Teaching Community Archiving

  • Elliott Kuecker
  • Callie Beattie
  • Penny Bee
  • Madeline Conley
  • Simone Gillespie
  • Sophie Hollis
  • Alona Norwood
  • Cassilyn Ostrander
  • Hannah Southern
  • Margaret Steitz
  • Lingyu Wang


Community archiving is grounded in grassroots documentation projects. This article, collectively written by an instructor and students of a community archiving course in a professional ischool, describes a process of teaching community archiving in ways that draw on and embrace community archiving principles and ethos rather than operating in opposition to them. It argues that teaching community archiving can create a classroom community that becomes a community archive in itself, and this article acts as one artifact created in the overall process. The article also offers information on the course outline, outcomes, pedagogical approach, and projects – some of which are documented in the text – that may be useful to other archival educators. It empha- sizes the value of the personal, affective, and collaborative aspects of archival practice that are emphasized in community archiving practice and literature, and it also draws attention to the ways in which these operate as dimensions of pedagogy and classroom community, allowing both the content and delivery of the class to work in harmony.
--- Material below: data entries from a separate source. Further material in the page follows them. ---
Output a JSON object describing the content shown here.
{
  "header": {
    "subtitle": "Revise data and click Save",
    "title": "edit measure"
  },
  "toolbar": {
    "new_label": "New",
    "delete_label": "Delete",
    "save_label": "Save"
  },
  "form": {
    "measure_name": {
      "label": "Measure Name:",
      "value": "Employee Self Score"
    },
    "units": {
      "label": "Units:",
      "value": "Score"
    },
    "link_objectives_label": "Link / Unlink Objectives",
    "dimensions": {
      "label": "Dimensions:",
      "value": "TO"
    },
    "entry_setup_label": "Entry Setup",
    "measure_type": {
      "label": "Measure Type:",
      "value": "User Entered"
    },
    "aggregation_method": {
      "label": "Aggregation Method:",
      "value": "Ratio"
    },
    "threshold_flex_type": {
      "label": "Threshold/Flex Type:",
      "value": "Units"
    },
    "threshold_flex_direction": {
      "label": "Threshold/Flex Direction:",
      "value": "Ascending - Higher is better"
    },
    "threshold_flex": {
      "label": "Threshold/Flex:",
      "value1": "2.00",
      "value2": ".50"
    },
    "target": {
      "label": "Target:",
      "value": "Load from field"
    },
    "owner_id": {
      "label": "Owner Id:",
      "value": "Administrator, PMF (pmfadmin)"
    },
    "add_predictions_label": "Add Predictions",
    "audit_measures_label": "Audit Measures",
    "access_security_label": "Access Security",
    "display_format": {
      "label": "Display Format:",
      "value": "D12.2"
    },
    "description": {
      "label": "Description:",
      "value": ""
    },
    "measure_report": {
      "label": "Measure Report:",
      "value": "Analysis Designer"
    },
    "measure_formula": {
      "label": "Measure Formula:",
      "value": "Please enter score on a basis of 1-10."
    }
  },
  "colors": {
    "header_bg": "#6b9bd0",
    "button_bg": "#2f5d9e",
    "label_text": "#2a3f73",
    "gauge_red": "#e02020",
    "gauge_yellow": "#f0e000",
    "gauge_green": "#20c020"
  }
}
How to Cite
Kuecker, Elliott, Callie Beattie, Penny Bee, Madeline Conley, Simone Gillespie, Sophie Hollis, Alona Norwood, Cassilyn Ostrander, Hannah Southern, Margaret Steitz, and Lingyu Wang. 2024. “Teaching Community Archiving”. Archivaria 97 (May), 10-44. https://archivaria.ca/index.php/archivaria/article/view/13955.